Tennessee lawmakers are considering a bill that would allow intellectually disabled people on death row to challenge their sentence.
A Memphis judge has ruled that new DNA testing results do not prove the innocence of a Tennessee man on death row. Pervis Payne’s DNA was located on multiple items in the apartment of a woman who he allegedly stabbed to death in 1987.
New DNA testing results could stop the execution of a Tennessee man scheduled to die this spring.
The state of Tennessee will not execute Pervis Payne next month, as planned.
Pervis Payne is set to be executed on Dec. 3, weeks before Tennessee’s next legislative session begins.
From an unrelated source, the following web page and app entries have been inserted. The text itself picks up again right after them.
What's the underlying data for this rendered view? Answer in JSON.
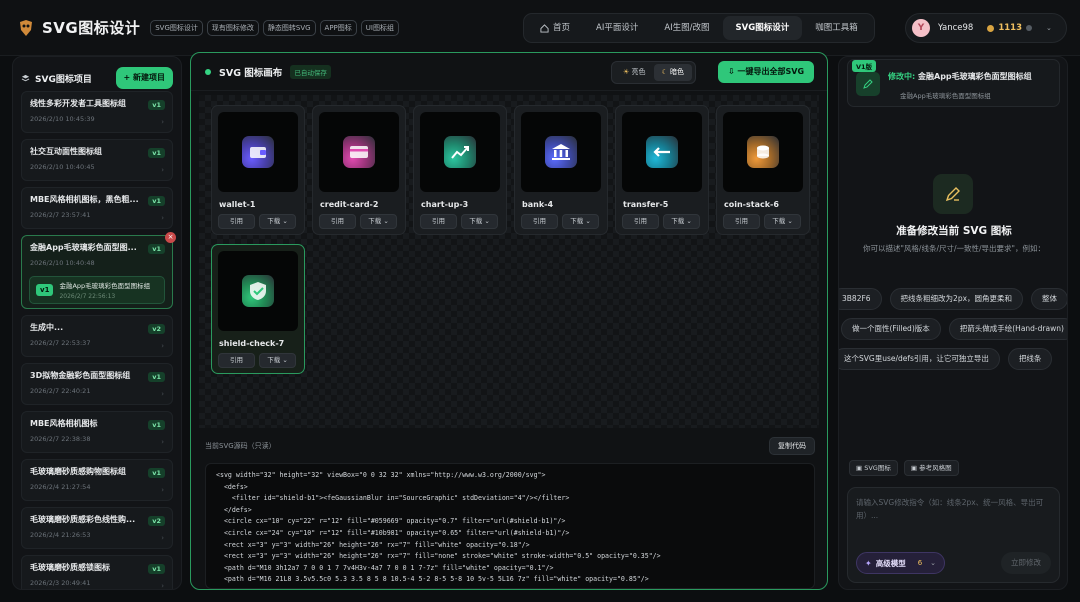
{
  "app": {
    "title": "SVG图标设计"
  },
  "top_tags": [
    "SVG图标设计",
    "现有图标修改",
    "静态图转SVG",
    "APP图标",
    "UI图标组"
  ],
  "nav": [
    {
      "label": "首页",
      "icon": "home-icon"
    },
    {
      "label": "AI平面设计"
    },
    {
      "label": "AI生图/改图"
    },
    {
      "label": "SVG图标设计",
      "active": true
    },
    {
      "label": "咖图工具箱"
    }
  ],
  "user": {
    "avatar_initial": "Y",
    "name": "Yance98",
    "credits": "1113"
  },
  "left_panel": {
    "title": "SVG图标项目",
    "new_button": "+ 新建项目",
    "projects": [
      {
        "name": "线性多彩开发者工具图标组",
        "date": "2026/2/10 10:45:39",
        "version": "v1"
      },
      {
        "name": "社交互动面性图标组",
        "date": "2026/2/10 10:40:45",
        "version": "v1"
      },
      {
        "name": "MBE风格相机图标，黑色粗...",
        "date": "2026/2/7 23:57:41",
        "version": "v1"
      },
      {
        "name": "金融App毛玻璃彩色面型图...",
        "date": "2026/2/10 10:40:48",
        "version": "v1",
        "active": true,
        "sub": {
          "version": "v1",
          "name": "金融App毛玻璃彩色面型图标组",
          "date": "2026/2/7 22:56:13"
        }
      },
      {
        "name": "生成中...",
        "date": "2026/2/7 22:53:37",
        "version": "v2"
      },
      {
        "name": "3D拟物金融彩色面型图标组",
        "date": "2026/2/7 22:40:21",
        "version": "v1"
      },
      {
        "name": "MBE风格相机图标",
        "date": "2026/2/7 22:38:38",
        "version": "v1"
      },
      {
        "name": "毛玻璃磨砂质感购物图标组",
        "date": "2026/2/4 21:27:54",
        "version": "v1"
      },
      {
        "name": "毛玻璃磨砂质感彩色线性购...",
        "date": "2026/2/4 21:26:53",
        "version": "v2"
      },
      {
        "name": "毛玻璃磨砂质感锁图标",
        "date": "2026/2/3 20:49:41",
        "version": "v1"
      }
    ]
  },
  "canvas": {
    "title": "SVG 图标画布",
    "autosave": "已自动保存",
    "theme_light": "亮色",
    "theme_dark": "暗色",
    "export_button": "一键导出全部SVG",
    "use_label": "引用",
    "download_label": "下载",
    "icons": [
      {
        "name": "wallet-1",
        "icon": "wallet-icon",
        "color": "#6a5cff"
      },
      {
        "name": "credit-card-2",
        "icon": "credit-card-icon",
        "color": "#e04ab0"
      },
      {
        "name": "chart-up-3",
        "icon": "chart-up-icon",
        "color": "#2cc7a0"
      },
      {
        "name": "bank-4",
        "icon": "bank-icon",
        "color": "#5b6cff"
      },
      {
        "name": "transfer-5",
        "icon": "transfer-icon",
        "color": "#1fb8d8"
      },
      {
        "name": "coin-stack-6",
        "icon": "coin-stack-icon",
        "color": "#f09a3a"
      },
      {
        "name": "shield-check-7",
        "icon": "shield-check-icon",
        "color": "#2fc77a",
        "selected": true
      }
    ]
  },
  "code": {
    "title": "当前SVG源码（只读）",
    "copy_button": "复制代码",
    "lines": [
      "<svg width=\"32\" height=\"32\" viewBox=\"0 0 32 32\" xmlns=\"http://www.w3.org/2000/svg\">",
      "  <defs>",
      "    <filter id=\"shield-b1\"><feGaussianBlur in=\"SourceGraphic\" stdDeviation=\"4\"/></filter>",
      "  </defs>",
      "  <circle cx=\"10\" cy=\"22\" r=\"12\" fill=\"#059669\" opacity=\"0.7\" filter=\"url(#shield-b1)\"/>",
      "  <circle cx=\"24\" cy=\"10\" r=\"12\" fill=\"#10b981\" opacity=\"0.65\" filter=\"url(#shield-b1)\"/>",
      "  <rect x=\"3\" y=\"3\" width=\"26\" height=\"26\" rx=\"7\" fill=\"white\" opacity=\"0.18\"/>",
      "  <rect x=\"3\" y=\"3\" width=\"26\" height=\"26\" rx=\"7\" fill=\"none\" stroke=\"white\" stroke-width=\"0.5\" opacity=\"0.35\"/>",
      "  <path d=\"M10 3h12a7 7 0 0 1 7 7v4H3v-4a7 7 0 0 1 7-7z\" fill=\"white\" opacity=\"0.1\"/>",
      "  <path d=\"M16 21L8 3.5v5.5c0 5.3 3.5 8 5 8 10.5-4 5-2 8-5 5-8 10 5v-5 5L16 7z\" fill=\"white\" opacity=\"0.85\"/>"
    ]
  },
  "right_panel": {
    "edit_badge": "V1版",
    "editing_prefix": "修改中:",
    "editing_name": "金融App毛玻璃彩色面型图标组",
    "editing_sub": "金融App毛玻璃彩色面型图标组",
    "ready_title": "准备修改当前 SVG 图标",
    "ready_desc": "你可以描述\"风格/线条/尺寸/一致性/导出要求\"，例如：",
    "chips_row1": [
      "3B82F6",
      "把线条粗细改为2px，圆角更柔和",
      "整体"
    ],
    "chips_row2": [
      "做一个面性(Filled)版本",
      "把箭头做成手绘(Hand-drawn)"
    ],
    "chips_row3": [
      "这个SVG里use/defs引用，让它可独立导出",
      "把线条"
    ],
    "ref_svg": "SVG图标",
    "ref_style": "参考风格图",
    "prompt_placeholder": "请输入SVG修改指令（如：线条2px、统一风格、导出可用）...",
    "model_label": "高级模型",
    "model_count": "6",
    "submit_label": "立即修改"
  }
}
His attorneys hope Gov. Bill Lee will postpone his execution while the bill makes it way through the legislative process.
A film that debuted last week at the Nashville Film Festival takes a deeper look at the conviction of Abu-Ali Abdur’Rahman, whom Nashville’s district attorney has asked to be spared from a death sentence.
A Shelby County man who has spent more than three decades on death row for a crime he’s always said he did not commit has been granted one more chance to try to prove his innocence.
A new national report on racial disparities in the death penalty explores two high-profile cases that are winding their way through the courts here in Tennessee. It highlights the ways Black people are more likely to be discriminated against — from arrest to jury selection to execution.
Payne has never denied he was there. But his attorneys say testing could prove someone else was there, too. That could be enough to overturn his sentence.
A Tennessee man who is scheduled for execution this December is asking the state to give him one more chance to prove his innocence.